Milk lost Board of Supervisor elections thrice, but on the way built connections to labor by boycotting Coor's Beer and forging alliances with the Teamster's Union. His pursuit of elective office also lost Scott Smith, but he picks up a series of characters such as Cleve Jones (Emile Hirsch) and Jack Lira (Diego Luna).
In 1977 San Francisco went to a district vote for supervisor rather than the previous at-large method. This brought Dan White (Josh Brolin), a southeast working class Irish Catholic and former police and fireman a chance for election as well, and Milk and White became uncomfortable political allies.

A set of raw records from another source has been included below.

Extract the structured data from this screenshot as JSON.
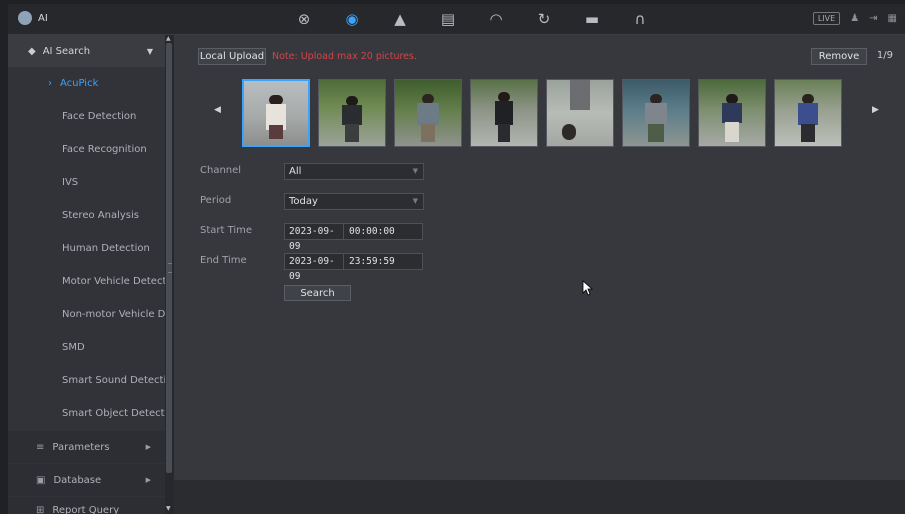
{
  "app": {
    "title": "AI",
    "icon": "ai-head-icon"
  },
  "topnav": {
    "items": [
      {
        "name": "playback-icon",
        "glyph": "⊗"
      },
      {
        "name": "ai-head-icon",
        "glyph": "◉",
        "active": true
      },
      {
        "name": "alarm-bell-icon",
        "glyph": "▲"
      },
      {
        "name": "storage-icon",
        "glyph": "▤"
      },
      {
        "name": "gauge-icon",
        "glyph": "◠"
      },
      {
        "name": "sync-icon",
        "glyph": "↻"
      },
      {
        "name": "monitor-icon",
        "glyph": "▬"
      },
      {
        "name": "headset-icon",
        "glyph": "∩"
      }
    ],
    "live_label": "LIVE",
    "right_icons": [
      "user-icon",
      "logout-icon",
      "menu-icon"
    ]
  },
  "sidebar": {
    "header": {
      "label": "AI Search",
      "icon": "ai-search-icon"
    },
    "items": [
      {
        "label": "AcuPick",
        "active": true
      },
      {
        "label": "Face Detection"
      },
      {
        "label": "Face Recognition"
      },
      {
        "label": "IVS"
      },
      {
        "label": "Stereo Analysis"
      },
      {
        "label": "Human Detection"
      },
      {
        "label": "Motor Vehicle Detection"
      },
      {
        "label": "Non-motor Vehicle Detection"
      },
      {
        "label": "SMD"
      },
      {
        "label": "Smart Sound Detection"
      },
      {
        "label": "Smart Object Detection"
      }
    ],
    "groups": [
      {
        "label": "Parameters",
        "icon": "list-icon"
      },
      {
        "label": "Database",
        "icon": "database-icon"
      },
      {
        "label": "Report Query",
        "icon": "report-icon"
      }
    ]
  },
  "main": {
    "upload_label": "Local Upload",
    "note": "Note: Upload max 20 pictures.",
    "remove_label": "Remove",
    "page_indicator": "1/9",
    "thumbnails_count": 8,
    "form": {
      "channel_label": "Channel",
      "channel_value": "All",
      "period_label": "Period",
      "period_value": "Today",
      "start_label": "Start Time",
      "start_date": "2023-09-09",
      "start_time": "00:00:00",
      "end_label": "End Time",
      "end_date": "2023-09-09",
      "end_time": "23:59:59",
      "search_label": "Search"
    }
  },
  "colors": {
    "accent": "#3aa2ff",
    "note": "#d3444a",
    "bg": "#36383d",
    "sidebar": "#313338"
  }
}
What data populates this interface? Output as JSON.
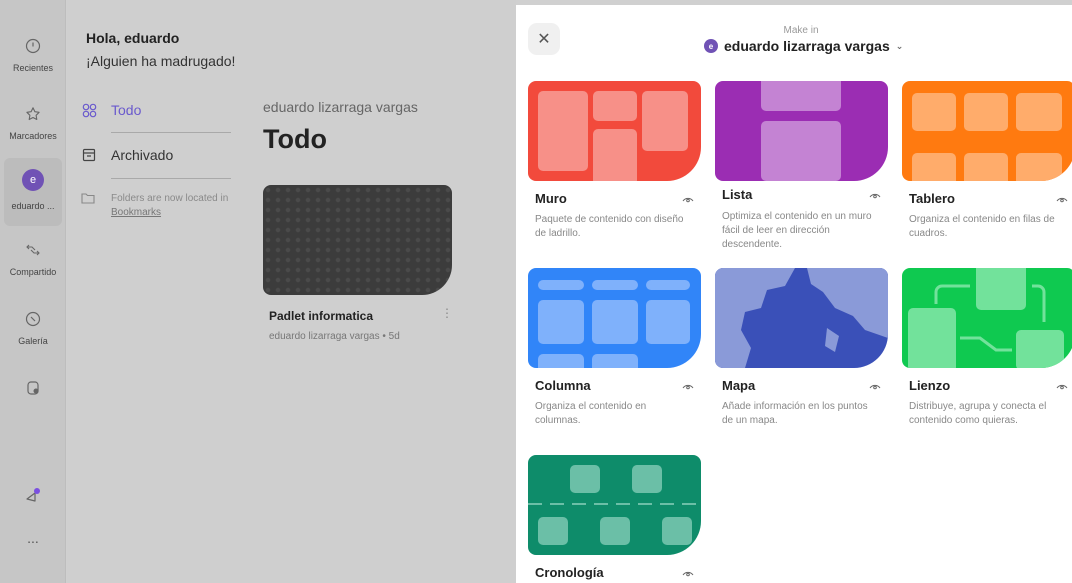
{
  "rail": {
    "items": [
      {
        "label": "Recientes",
        "icon": "clock-icon"
      },
      {
        "label": "Marcadores",
        "icon": "star-icon"
      },
      {
        "label": "eduardo ...",
        "icon": "avatar",
        "avatar_letter": "e"
      },
      {
        "label": "Compartido",
        "icon": "handshake-icon"
      },
      {
        "label": "Galería",
        "icon": "compass-icon"
      },
      {
        "label": "",
        "icon": "add-file-icon"
      }
    ],
    "bottom": {
      "announce_icon": "megaphone-icon",
      "more": "..."
    }
  },
  "main": {
    "greeting": "Hola, eduardo",
    "subgreeting": "¡Alguien ha madrugado!",
    "nav": [
      {
        "label": "Todo",
        "icon": "grid-icon",
        "active": true
      },
      {
        "label": "Archivado",
        "icon": "archive-icon",
        "active": false
      }
    ],
    "folders_note": {
      "text": "Folders are now located in ",
      "link": "Bookmarks"
    },
    "owner": "eduardo lizarraga vargas",
    "title": "Todo",
    "padlet": {
      "title": "Padlet informatica",
      "meta": "eduardo lizarraga vargas • 5d",
      "more": "⋮"
    }
  },
  "panel": {
    "close": "✕",
    "make_in": "Make in",
    "owner": "eduardo lizarraga vargas",
    "owner_letter": "e",
    "cards": [
      {
        "title": "Muro",
        "desc": "Paquete de contenido con diseño de ladrillo.",
        "color": "#f24a3c"
      },
      {
        "title": "Lista",
        "desc": "Optimiza el contenido en un muro fácil de leer en dirección descendente.",
        "color": "#9b2db3"
      },
      {
        "title": "Tablero",
        "desc": "Organiza el contenido en filas de cuadros.",
        "color": "#ff7a10"
      },
      {
        "title": "Columna",
        "desc": "Organiza el contenido en columnas.",
        "color": "#3185f8"
      },
      {
        "title": "Mapa",
        "desc": "Añade información en los puntos de un mapa.",
        "color": "#3a50b8"
      },
      {
        "title": "Lienzo",
        "desc": "Distribuye, agrupa y conecta el contenido como quieras.",
        "color": "#0fc950"
      },
      {
        "title": "Cronología",
        "desc": "",
        "color": "#0e8c6a"
      }
    ]
  }
}
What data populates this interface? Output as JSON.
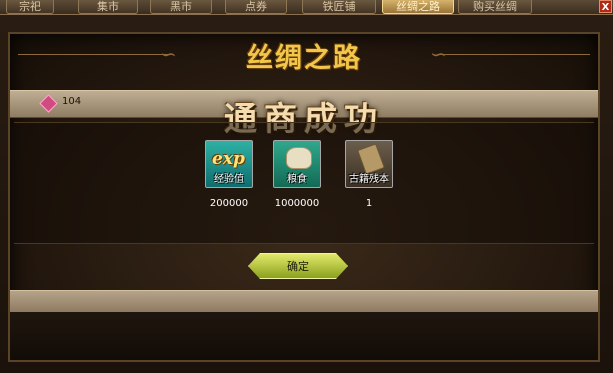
{
  "tabs": [
    "宗祀",
    "集市",
    "黑市",
    "点券",
    "铁匠铺",
    "丝绸之路",
    "购买丝绸"
  ],
  "active_tab_index": 5,
  "close_label": "X",
  "dialog": {
    "title": "丝绸之路",
    "currency_value": "104",
    "success_text": "通商成功",
    "items": [
      {
        "name": "经验值",
        "icon": "exp-icon",
        "count": "200000",
        "badge": "exp"
      },
      {
        "name": "粮食",
        "icon": "grain-sack-icon",
        "count": "1000000"
      },
      {
        "name": "古籍残本",
        "icon": "ancient-book-icon",
        "count": "1"
      }
    ],
    "confirm_label": "确定"
  },
  "colors": {
    "title_gold": "#f1c64a",
    "confirm_green": "#b9cf3f",
    "active_tab": "#d6b36d"
  }
}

Josh Brolin plays this part better than Dan White played himself in the newsreel footage used in the 1984 documentary. Brolin shows the character's confusion and obsession, a man with many guiding principles, but a contrasting uncertainty as to who he was and what he really stood for. Brolin has proven himself to be a versatile actor, drawing unpopular roles and playing them to the hilt. For example, he plays George W. Bush in last year's W, a movie well worth viewing if you can disarm yourself to see Bush in an unusual, and to some, sympathetic light.
Both White and Milk are elected—Milk as the first known-to-be-gay official elected in the country.

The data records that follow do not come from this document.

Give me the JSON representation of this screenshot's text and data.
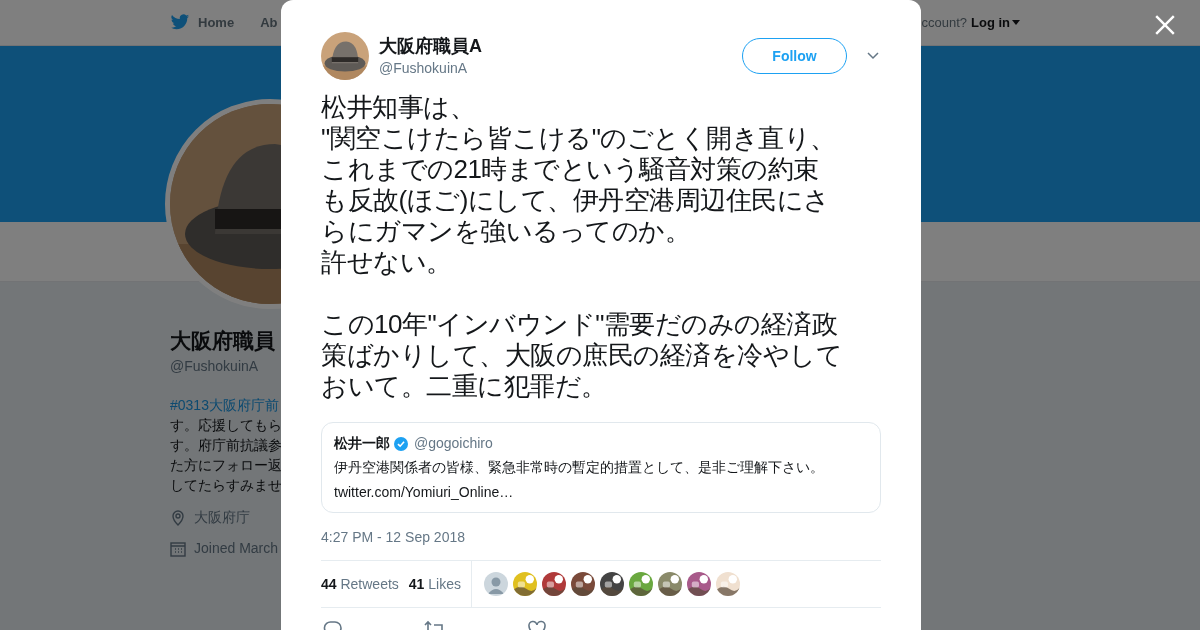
{
  "background_page": {
    "nav": {
      "home": "Home",
      "about": "Ab",
      "account_prompt": "ccount?",
      "login": "Log in"
    },
    "profile": {
      "name": "大阪府職員",
      "handle": "@FushokuinA",
      "bio_lines": [
        "#0313大阪府庁前",
        "す。応援してもら",
        "す。府庁前抗議参",
        "た方にフォロー返",
        "してたらすみませ"
      ],
      "location": "大阪府庁",
      "joined": "Joined March"
    }
  },
  "tweet": {
    "author": {
      "name": "大阪府職員A",
      "handle": "@FushokuinA"
    },
    "follow_button": "Follow",
    "paragraphs": [
      [
        "松井知事は、",
        "\"関空こけたら皆こける\"のごとく開き直り、",
        "これまでの21時までという騒音対策の約束",
        "も反故(ほご)にして、伊丹空港周辺住民にさ",
        "らにガマンを強いるってのか。",
        "許せない。"
      ],
      [
        "この10年\"インバウンド\"需要だのみの経済政",
        "策ばかりして、大阪の庶民の経済を冷やして",
        "おいて。二重に犯罪だ。"
      ]
    ],
    "quoted": {
      "name": "松井一郎",
      "verified": true,
      "handle": "@gogoichiro",
      "text": "伊丹空港関係者の皆様、緊急非常時の暫定的措置として、是非ご理解下さい。",
      "link": "twitter.com/Yomiuri_Online…"
    },
    "timestamp": "4:27 PM - 12 Sep 2018",
    "stats": [
      {
        "count": "44",
        "label": "Retweets"
      },
      {
        "count": "41",
        "label": "Likes"
      }
    ],
    "likers": [
      {
        "kind": "default"
      },
      {
        "kind": "picture",
        "color": "#e0c020"
      },
      {
        "kind": "picture",
        "color": "#b03a3a"
      },
      {
        "kind": "picture",
        "color": "#7a4a3a"
      },
      {
        "kind": "picture",
        "color": "#444444"
      },
      {
        "kind": "picture",
        "color": "#6aa840"
      },
      {
        "kind": "picture",
        "color": "#8a8a6a"
      },
      {
        "kind": "picture",
        "color": "#a85a8a"
      },
      {
        "kind": "picture",
        "color": "#f0e0d0"
      }
    ]
  }
}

The movie focuses on Milk's story via his relationships and situations. After Scott Smith, who could not endure another campaign, and Jones, there is Lira, who becomes a clinging, needy, demanding spouse. Milk acquired new love interests but consistently kept important people in his life. He recruited Annie Kronenberg (Alison Pill), portrayed here stereotypically as a leather-clad, butch lesbian, to manage his ultimately successful campaign.
The most fateful relationship is between Milk and White. There are attempts at bridge-building but also stereotyping. White is seen as a devout family man and Catholic, but there are undercurrents that White himself may have been a repressed gay man. The erratic and confused White resigned his supervisor post, and then felt he deserved re-instatement. Milk conspired with George Moscone to block re-instatement, and this was the flashpoint for White's solution: assassinate both.
The subsequent trial, later release, and then suicide of Dan White are a footnote to this tragedy. He served a brief sentence for manslaughter, claiming that “Twinkies” and sugar-highs caused his momentary insanity. We attend national meetings in San Francisco at the Moscone Center, named for the slain mayor.
Milk, the martyr to his cause, is aptly memorialized in this movie. Penn brings him back to life. The hot-button political issues of 1978 are echoed in today's political market place. Milk in life, and Penn on the screen, urged people to be themselves and open their lives to their families and friends.
Milk succeeds as a biopic and tribute to a leader of a movement still in progress. Many may claim that this violates their personal religious convictions, but as Roger Ebert intoned in his review, sometimes it takes someone brave enough to stand up like Milk, or as in the case of Rosa Parks, sit down.
As for Milk, sit or stand as you will on these issues, agree with him or loathe him, “No man is an island…. Any man's death diminishes me, because I am [and all care givers are] involved in mankind; and therefore, never send to know for whom the bell tolls; it tolls for thee.”
Rest in peace, Harvey Milk. Your dream is being brought to fruition.